Oyster Girl

29 July 1909

Liverpool Hornpipe
Worcestershire Hornpipe
The Triumph
Trip To The Forest
The Nutting Girl
Haste To The Wedding C. D
Persian Dance C. D [Country Dance](Galopede)
The New Rigged Ship C.D [Country Dance]

2 Aug 1909

Thimble Hornpipe
Susiannah Country Dance
The Sloe Country Dance
Highland Quick Step (Country Dance)
Bonnets So Blue Country Dance
The Sweet Briar Countery Dance [Country Dance]
Maid of the Mill Country Dance or Morris
Roast Beef Of Old England Countery Dance [Country Dance]
Hunt The Squirrel (Countery Dance) [Country Dance]
Countery Dance [Country Dance]
Countery Dance [Country Dance]
With my Basket on my Arm

‘Morris Dances’

27 Mar 1907

Shepherd’s Hey (Morris Dance)
Old Trunko (Morris Dance)
Black Joker (Morris Dance)
Jockey To The Fair (Morris Dance)
28 March 1907
Princess Royal
Swaggering Boney (Morris Dance)
Country Gardens? / Handkerchief Dance or Stick Dance (No Name)
Greensleeves (Tobacco Pipe Dance)
Heel and Toe

2 Aug 1907

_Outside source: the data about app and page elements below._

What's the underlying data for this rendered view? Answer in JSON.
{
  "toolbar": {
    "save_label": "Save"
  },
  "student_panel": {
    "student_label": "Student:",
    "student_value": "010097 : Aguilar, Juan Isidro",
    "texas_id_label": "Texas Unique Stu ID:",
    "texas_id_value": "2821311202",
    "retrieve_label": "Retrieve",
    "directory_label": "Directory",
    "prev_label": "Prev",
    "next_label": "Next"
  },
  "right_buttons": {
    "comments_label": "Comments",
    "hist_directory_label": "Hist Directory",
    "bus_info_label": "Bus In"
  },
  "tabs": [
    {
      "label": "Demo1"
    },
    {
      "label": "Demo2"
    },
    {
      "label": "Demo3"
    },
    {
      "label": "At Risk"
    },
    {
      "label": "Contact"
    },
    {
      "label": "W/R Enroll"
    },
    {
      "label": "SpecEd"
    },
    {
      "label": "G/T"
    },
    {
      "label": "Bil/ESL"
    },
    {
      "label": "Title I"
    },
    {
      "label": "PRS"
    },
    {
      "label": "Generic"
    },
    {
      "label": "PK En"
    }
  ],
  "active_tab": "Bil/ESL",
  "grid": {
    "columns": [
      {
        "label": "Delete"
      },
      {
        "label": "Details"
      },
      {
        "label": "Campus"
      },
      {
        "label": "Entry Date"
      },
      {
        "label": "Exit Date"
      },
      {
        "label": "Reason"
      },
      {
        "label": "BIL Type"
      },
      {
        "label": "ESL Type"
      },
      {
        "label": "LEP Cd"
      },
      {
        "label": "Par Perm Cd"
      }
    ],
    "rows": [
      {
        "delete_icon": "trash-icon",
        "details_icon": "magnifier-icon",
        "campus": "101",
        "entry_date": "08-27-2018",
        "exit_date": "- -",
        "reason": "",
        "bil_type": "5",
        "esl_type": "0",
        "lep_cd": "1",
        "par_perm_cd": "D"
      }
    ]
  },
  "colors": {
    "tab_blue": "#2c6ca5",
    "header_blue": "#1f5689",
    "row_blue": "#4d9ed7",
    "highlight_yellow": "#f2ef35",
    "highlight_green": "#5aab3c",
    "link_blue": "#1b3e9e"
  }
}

Susannah Morris Dance
Bourton Six Morris Dance
Maid O’ The Mill Morris Dance
Molly Oxford Morris Dance
Sherbourne Jig Morris Dance

18 Aug 1909

Morris Dance
Morris Dance
Morris Dance
Bobbing Around Morris Dance
Market Chorus (Morris Dance)
Quick Step Morris Dance


2 Mar 1907

Twas of a pretty young shepherdess was keeping of her sheep

Aug 1909

Cupid’s Garden

Collected By Clive Carey and Mary Neal

Morris Dances

21 June 1912

Greensleeves / Pipe Dance

22 Jun 1912

Swaggering Boney
Lumps O’ [Of] Plum Pudding

Songs Performed: